The Real Purpose Of Makiwara Training

Gichin Funakoshi on a makiwara

Personally, I like makiwara’s (padded striking post).  And I’m talking about the traditional post type which have a bit of give in them, as opposed to the wall mounted type which generally have no more give than the padding (though they can be good too).  Originally in Okinawa, a traditional “post” type makiwara would have it’s base buried in the ground for stability.  That is not always practical these days as your partner might not like the garden dug over to put a post in and here in the UK the weather isn’t very conducive for training outside much of the time!  I have one bolted to the floor in my loft which is more convenient.
Anyway, some people argue that as a makiwara has so little give in it when you hit it, your striking hand therefore is forced to stop very soon after impact.  So (it is argued) you don’t get the feeling of going through the target as you might when striking a punchbag or focus mitt and therefore you are training yourself to stop short.I respectfully don’t agree as I believe that if you Continue reading “The Real Purpose Of Makiwara Training” »
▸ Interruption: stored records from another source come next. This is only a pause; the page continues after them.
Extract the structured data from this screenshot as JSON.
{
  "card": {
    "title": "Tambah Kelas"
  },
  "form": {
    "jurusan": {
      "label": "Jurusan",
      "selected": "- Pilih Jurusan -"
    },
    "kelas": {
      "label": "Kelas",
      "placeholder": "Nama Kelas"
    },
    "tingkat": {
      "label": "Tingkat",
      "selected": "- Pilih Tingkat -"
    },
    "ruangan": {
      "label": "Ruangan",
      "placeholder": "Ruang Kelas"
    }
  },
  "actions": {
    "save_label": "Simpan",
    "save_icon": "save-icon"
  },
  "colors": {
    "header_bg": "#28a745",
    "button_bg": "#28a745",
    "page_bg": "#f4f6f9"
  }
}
Naihanchi (Tekki) Karate Kata Bunkai By Ryan Parker (Ryukyu Martial Arts)

I have recently been sent some excellent videos via Youtube on rules for interpreting bunkai (applications), examples of bunkai and training drills for Naihanchi Kata by Ryan Parker of Ryukyu Martial Arts, from his own Youtube Channel, The Contemplative2.
Note:  Naihanchi Kata in Okinawan Karate is known as Tekki in some Japanese styles. Continue reading “Naihanchi (Tekki) Karate Kata Bunkai By Ryan Parker (Ryukyu Martial Arts)” »

Do Our Training Methods Damage Our Bodies? (Part 2)

This post is following on from another posting that I wrote back in October 2011 about how some training methods introduced by the Japanese into Karate can be damaging to our bodies.

Going back further in Okinawan Karate history before Karate was introduced to Japan, they had the interesting concept of Shu-Ha-Ri, which I have discussed before.  However, to recap: Continue reading “Do Our Training Methods Damage Our Bodies? (Part 2)” »

Do Our Training Methods Damage Our Bodies?

We so often hear that martial arts are good for our health and well-being, but is this always the truth?  I would say in the main . . . . yes.

However I do feel that there are exceptions.  All to often you hear of the more mature warriors amongst us having hip or knee operations.  Many (who are not professional teachers) have to give up training all together.  So if martial arts are a lifetime study (as is often said) how come the people who are left training over the age of 50 is such a small percentage.

Funakoshi, who introduced Karate from Okinawa to Japan, said in his latter years that the Karate being trained at that time in Japan was very different to the Karate of his youth. Continue reading “Do Our Training Methods Damage Our Bodies?” »

7 Questions to Enhance Your Bunkai

This is an intersting article from www.ikigaiway.com which is very relevant to the aims of this blog as well.  I hope you enjoy it:-

“Without bunkai (applications), kata is little more than pre-arranged dancing. The hands can be flowing in exciting and vibrant ways but if we never discover the meaning of the motion then our time would be much better spent hitting a heavy bag or sparring.

Bunkai is the key to developing useful and effective techniques preserved for us by those individuals who developed and tested them in fierce, life protection situations. Over the course of time much of the true meaning of these movements has either been lost or purposefully disguised. If your desire is to unlock some of the skills of our predecessors, you’ll need to know the right questions in order to find the best answers.

The following are seven things to ask yourself that might illuminate your kata in a different (and hopefully productive) way. These are in no particular order and are not prescriptive. Use some when you can and invent others. Continue reading “7 Questions to Enhance Your Bunkai” »

Bassai Dai (Passai): Grappling Kata?

As discussed in an earlier posting, the Okinawan master, Sokon “Bushi” Matsumura was a central figure in developing the now familiar linear technique, at a time when most martial artists on Okinawa were still using the circular techniques of Chinese origin.  As discussed in that posting, Matsumura was also the head bodyguard to the King of Okinawa and the bodyguards (like all Okinawans) were not allowed to carry weapons by Japanese decree.

This left a situation where the bodyguards could end up fighting a superior number of assailants, who might also be armed.  That previous posting discussed how the linear technique would have helped take the fight to the opponents and dispatch them as quickly as possible (necessary when facing larger numbers). Continue reading “Bassai Dai (Passai): Grappling Kata?” »